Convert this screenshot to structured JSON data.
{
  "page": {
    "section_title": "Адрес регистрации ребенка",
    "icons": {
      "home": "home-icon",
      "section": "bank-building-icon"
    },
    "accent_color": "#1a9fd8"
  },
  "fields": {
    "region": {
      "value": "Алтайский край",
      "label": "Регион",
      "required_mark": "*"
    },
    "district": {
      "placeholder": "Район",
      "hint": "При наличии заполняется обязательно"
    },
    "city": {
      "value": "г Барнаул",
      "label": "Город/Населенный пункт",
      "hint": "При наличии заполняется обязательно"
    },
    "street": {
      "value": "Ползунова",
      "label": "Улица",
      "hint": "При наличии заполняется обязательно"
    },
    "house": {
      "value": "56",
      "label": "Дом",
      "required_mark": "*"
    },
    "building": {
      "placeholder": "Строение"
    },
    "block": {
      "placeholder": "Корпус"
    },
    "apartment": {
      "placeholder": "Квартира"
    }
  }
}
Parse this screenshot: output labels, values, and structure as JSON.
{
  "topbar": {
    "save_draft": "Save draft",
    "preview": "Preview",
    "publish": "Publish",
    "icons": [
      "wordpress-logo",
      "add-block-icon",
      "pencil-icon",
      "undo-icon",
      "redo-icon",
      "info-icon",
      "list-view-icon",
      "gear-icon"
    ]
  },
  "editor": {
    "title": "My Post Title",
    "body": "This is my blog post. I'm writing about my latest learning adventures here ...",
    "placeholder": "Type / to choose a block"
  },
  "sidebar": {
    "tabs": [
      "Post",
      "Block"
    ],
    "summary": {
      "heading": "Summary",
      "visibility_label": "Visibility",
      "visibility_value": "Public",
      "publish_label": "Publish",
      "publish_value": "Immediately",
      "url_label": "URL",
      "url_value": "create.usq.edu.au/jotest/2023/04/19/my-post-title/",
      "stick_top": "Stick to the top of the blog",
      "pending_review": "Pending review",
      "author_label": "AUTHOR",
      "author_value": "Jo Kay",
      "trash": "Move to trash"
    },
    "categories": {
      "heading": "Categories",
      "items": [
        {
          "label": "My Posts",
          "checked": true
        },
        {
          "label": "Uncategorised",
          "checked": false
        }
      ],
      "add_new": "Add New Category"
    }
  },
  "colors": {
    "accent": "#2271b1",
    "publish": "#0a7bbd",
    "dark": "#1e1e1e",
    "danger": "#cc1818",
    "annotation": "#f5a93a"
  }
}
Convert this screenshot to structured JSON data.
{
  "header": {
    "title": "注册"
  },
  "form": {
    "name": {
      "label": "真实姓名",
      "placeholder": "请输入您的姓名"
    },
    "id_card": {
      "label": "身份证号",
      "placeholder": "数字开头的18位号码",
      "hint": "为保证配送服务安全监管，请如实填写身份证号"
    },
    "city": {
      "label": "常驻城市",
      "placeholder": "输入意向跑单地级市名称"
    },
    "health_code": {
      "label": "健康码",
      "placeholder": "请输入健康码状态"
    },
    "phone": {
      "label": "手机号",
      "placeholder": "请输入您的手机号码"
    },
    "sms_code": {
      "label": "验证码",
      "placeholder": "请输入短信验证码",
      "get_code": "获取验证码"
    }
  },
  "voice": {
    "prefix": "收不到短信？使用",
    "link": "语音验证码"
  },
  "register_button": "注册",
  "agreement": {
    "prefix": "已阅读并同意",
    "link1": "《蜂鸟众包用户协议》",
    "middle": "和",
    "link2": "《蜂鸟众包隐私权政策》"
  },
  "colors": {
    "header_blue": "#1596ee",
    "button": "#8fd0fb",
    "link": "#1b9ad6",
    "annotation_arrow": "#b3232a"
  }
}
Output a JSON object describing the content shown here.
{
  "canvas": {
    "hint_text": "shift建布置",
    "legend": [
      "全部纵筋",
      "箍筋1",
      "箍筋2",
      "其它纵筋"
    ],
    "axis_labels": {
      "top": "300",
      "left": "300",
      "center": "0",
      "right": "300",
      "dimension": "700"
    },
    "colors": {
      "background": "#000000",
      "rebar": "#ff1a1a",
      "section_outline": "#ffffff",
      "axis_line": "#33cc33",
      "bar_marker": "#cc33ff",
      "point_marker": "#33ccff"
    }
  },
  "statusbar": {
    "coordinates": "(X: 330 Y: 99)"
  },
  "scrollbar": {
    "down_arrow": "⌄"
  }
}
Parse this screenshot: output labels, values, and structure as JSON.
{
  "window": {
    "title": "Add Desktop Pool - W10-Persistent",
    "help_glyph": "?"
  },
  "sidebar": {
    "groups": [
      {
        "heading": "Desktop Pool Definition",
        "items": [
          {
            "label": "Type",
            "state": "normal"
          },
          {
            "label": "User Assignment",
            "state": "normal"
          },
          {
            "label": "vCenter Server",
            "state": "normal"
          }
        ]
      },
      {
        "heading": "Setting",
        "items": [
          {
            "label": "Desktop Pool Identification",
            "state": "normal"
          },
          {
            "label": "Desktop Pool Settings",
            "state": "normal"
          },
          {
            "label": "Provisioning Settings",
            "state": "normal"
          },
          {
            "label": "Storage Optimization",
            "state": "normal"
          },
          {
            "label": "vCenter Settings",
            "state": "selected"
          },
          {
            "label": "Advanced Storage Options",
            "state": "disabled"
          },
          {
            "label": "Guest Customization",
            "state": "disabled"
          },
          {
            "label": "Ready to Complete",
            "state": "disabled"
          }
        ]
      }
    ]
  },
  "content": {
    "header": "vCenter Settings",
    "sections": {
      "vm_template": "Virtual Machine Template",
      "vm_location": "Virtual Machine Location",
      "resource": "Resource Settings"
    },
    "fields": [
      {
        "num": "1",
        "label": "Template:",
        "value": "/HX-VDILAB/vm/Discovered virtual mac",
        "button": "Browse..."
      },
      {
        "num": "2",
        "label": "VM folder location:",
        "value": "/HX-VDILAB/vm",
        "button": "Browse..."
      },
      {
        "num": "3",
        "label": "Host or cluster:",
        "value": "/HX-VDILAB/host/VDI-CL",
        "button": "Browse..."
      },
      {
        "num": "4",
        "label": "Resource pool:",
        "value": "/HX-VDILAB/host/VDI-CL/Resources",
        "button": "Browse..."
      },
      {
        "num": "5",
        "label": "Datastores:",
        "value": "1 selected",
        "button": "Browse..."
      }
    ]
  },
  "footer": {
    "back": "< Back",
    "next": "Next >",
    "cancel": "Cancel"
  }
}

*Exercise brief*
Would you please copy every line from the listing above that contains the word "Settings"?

*Response box*
            "label": "Desktop Pool Settings",
            "label": "Provisioning Settings",
            "label": "vCenter Settings",
    "header": "vCenter Settings",
      "resource": "Resource Settings"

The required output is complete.